◆ YOUR TASK
Lines below that include the word "hint" should each be copied.

╔══

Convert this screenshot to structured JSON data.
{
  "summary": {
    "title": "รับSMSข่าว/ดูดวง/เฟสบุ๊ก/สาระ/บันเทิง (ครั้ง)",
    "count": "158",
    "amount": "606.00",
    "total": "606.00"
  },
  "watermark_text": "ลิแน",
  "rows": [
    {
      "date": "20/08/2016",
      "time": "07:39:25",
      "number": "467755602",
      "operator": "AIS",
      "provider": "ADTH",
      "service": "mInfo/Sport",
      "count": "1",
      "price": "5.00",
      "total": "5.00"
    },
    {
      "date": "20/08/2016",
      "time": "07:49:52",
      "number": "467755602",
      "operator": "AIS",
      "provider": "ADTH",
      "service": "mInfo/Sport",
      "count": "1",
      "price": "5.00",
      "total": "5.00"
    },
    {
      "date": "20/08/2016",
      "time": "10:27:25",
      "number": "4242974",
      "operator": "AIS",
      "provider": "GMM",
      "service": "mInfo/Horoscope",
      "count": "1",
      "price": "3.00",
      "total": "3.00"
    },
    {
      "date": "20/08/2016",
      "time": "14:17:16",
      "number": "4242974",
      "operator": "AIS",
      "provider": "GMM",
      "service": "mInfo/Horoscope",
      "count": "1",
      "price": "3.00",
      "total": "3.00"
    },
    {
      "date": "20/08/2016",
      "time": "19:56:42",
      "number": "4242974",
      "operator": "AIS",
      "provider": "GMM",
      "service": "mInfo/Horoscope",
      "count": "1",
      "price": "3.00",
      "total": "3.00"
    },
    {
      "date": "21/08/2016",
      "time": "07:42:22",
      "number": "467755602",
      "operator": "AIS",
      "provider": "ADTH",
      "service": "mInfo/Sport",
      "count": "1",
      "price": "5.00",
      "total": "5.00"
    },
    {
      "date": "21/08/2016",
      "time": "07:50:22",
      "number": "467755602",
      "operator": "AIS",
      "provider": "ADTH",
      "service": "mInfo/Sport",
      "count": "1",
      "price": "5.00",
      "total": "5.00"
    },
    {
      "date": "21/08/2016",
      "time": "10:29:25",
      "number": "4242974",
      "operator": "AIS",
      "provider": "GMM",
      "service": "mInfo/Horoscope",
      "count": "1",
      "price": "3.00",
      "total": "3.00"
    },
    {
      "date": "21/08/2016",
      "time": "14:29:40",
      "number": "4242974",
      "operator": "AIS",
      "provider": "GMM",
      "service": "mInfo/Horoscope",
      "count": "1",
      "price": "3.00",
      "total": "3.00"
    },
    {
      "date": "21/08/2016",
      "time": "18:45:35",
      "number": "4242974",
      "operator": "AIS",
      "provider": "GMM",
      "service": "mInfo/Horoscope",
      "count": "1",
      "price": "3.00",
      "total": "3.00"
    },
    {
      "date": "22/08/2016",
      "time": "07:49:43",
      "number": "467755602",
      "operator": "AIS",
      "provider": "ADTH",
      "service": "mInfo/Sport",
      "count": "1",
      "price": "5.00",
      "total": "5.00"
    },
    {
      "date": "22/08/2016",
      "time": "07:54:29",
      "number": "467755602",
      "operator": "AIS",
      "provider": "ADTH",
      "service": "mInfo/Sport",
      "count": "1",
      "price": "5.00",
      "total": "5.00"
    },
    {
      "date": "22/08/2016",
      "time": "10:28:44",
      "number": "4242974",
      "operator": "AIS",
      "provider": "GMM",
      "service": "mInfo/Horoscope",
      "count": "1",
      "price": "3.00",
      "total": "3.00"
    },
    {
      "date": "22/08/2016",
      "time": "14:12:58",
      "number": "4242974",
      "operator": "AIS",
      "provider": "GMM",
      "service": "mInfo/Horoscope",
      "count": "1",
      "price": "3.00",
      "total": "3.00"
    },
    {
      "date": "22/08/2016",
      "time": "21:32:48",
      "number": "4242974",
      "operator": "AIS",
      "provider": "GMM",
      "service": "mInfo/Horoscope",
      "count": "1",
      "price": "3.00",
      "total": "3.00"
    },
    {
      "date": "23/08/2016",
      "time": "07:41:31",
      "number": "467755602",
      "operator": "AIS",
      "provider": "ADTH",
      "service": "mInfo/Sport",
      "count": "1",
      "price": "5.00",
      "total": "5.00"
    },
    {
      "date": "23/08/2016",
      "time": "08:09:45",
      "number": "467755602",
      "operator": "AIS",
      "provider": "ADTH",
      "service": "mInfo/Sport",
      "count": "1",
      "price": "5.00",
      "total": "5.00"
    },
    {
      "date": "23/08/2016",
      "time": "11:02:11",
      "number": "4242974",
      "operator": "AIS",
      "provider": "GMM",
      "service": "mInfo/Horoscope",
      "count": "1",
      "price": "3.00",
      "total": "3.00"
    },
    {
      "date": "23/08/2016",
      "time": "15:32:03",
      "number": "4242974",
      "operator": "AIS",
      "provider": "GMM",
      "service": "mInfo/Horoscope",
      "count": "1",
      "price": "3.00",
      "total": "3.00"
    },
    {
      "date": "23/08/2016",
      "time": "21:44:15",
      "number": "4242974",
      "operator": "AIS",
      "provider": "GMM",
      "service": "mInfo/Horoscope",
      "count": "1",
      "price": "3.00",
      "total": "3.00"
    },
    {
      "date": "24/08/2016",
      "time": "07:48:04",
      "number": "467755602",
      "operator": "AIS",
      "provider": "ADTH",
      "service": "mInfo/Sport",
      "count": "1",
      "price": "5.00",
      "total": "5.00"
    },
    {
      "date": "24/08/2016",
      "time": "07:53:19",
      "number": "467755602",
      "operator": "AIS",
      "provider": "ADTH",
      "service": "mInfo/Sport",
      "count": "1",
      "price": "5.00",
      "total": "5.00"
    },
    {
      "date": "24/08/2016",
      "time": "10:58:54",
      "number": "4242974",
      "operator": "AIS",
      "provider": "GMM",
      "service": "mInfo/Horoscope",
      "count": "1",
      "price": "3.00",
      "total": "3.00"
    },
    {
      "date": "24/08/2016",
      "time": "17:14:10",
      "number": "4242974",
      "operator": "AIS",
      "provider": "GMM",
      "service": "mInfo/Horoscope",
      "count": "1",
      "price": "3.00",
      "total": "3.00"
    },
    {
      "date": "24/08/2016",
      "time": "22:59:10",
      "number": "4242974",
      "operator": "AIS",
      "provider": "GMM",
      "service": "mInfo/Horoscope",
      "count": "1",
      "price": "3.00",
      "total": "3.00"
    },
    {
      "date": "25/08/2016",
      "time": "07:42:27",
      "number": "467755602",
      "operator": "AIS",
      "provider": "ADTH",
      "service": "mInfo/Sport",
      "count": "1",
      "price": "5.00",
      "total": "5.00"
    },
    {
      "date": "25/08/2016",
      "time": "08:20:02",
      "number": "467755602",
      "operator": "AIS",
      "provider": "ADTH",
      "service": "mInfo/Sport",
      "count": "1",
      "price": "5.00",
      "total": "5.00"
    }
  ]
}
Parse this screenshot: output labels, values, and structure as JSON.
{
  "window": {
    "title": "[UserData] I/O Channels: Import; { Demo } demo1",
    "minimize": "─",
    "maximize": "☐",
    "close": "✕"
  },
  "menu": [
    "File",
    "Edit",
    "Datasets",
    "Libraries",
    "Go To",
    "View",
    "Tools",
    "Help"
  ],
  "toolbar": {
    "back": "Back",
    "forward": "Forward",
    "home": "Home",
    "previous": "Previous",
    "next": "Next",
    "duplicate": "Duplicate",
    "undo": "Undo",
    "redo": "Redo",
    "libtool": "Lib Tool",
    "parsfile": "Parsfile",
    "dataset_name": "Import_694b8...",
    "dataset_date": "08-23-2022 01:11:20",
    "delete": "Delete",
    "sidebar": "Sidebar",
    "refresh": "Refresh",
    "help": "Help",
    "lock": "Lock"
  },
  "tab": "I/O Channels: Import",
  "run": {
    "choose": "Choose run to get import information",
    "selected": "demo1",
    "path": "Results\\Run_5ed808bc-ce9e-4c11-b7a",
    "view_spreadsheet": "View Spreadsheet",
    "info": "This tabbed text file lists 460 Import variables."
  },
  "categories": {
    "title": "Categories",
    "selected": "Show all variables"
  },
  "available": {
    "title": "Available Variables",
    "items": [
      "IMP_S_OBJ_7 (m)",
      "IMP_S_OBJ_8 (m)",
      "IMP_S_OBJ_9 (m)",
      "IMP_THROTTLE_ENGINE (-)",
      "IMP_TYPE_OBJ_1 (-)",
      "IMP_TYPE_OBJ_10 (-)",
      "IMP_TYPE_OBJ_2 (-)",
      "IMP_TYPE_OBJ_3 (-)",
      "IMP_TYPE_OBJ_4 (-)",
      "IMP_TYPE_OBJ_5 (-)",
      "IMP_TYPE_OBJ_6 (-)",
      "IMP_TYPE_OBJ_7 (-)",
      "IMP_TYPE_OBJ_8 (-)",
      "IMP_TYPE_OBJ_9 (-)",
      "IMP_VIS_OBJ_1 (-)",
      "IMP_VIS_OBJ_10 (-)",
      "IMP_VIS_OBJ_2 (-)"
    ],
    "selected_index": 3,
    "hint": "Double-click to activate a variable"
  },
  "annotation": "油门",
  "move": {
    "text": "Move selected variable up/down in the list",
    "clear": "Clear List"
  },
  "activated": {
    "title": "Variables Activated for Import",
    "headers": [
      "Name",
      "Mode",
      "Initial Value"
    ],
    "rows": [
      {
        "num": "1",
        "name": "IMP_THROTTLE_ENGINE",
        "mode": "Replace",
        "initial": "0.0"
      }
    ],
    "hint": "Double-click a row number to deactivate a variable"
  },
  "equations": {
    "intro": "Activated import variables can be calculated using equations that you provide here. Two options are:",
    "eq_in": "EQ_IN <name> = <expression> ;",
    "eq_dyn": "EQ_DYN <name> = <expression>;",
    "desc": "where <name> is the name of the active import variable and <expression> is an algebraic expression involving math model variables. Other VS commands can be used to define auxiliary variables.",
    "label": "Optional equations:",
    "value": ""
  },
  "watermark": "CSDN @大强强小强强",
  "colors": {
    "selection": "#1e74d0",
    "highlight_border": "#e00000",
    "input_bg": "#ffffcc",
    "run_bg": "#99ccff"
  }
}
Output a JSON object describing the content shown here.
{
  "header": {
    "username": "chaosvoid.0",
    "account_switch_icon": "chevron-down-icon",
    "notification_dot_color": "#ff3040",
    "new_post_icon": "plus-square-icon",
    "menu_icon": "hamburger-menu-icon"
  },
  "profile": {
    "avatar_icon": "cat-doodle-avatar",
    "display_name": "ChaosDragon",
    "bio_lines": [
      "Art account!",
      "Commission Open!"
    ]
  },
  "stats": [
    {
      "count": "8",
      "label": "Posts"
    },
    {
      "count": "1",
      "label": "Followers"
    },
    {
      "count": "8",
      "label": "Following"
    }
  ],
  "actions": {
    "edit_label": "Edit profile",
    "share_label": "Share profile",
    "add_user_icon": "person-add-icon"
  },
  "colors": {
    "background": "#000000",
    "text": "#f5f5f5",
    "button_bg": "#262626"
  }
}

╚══

◆ ANSWER TO THIS PROBLEM
    "hint": "Double-click to activate a variable"
    "hint": "Double-click a row number to deactivate a variable"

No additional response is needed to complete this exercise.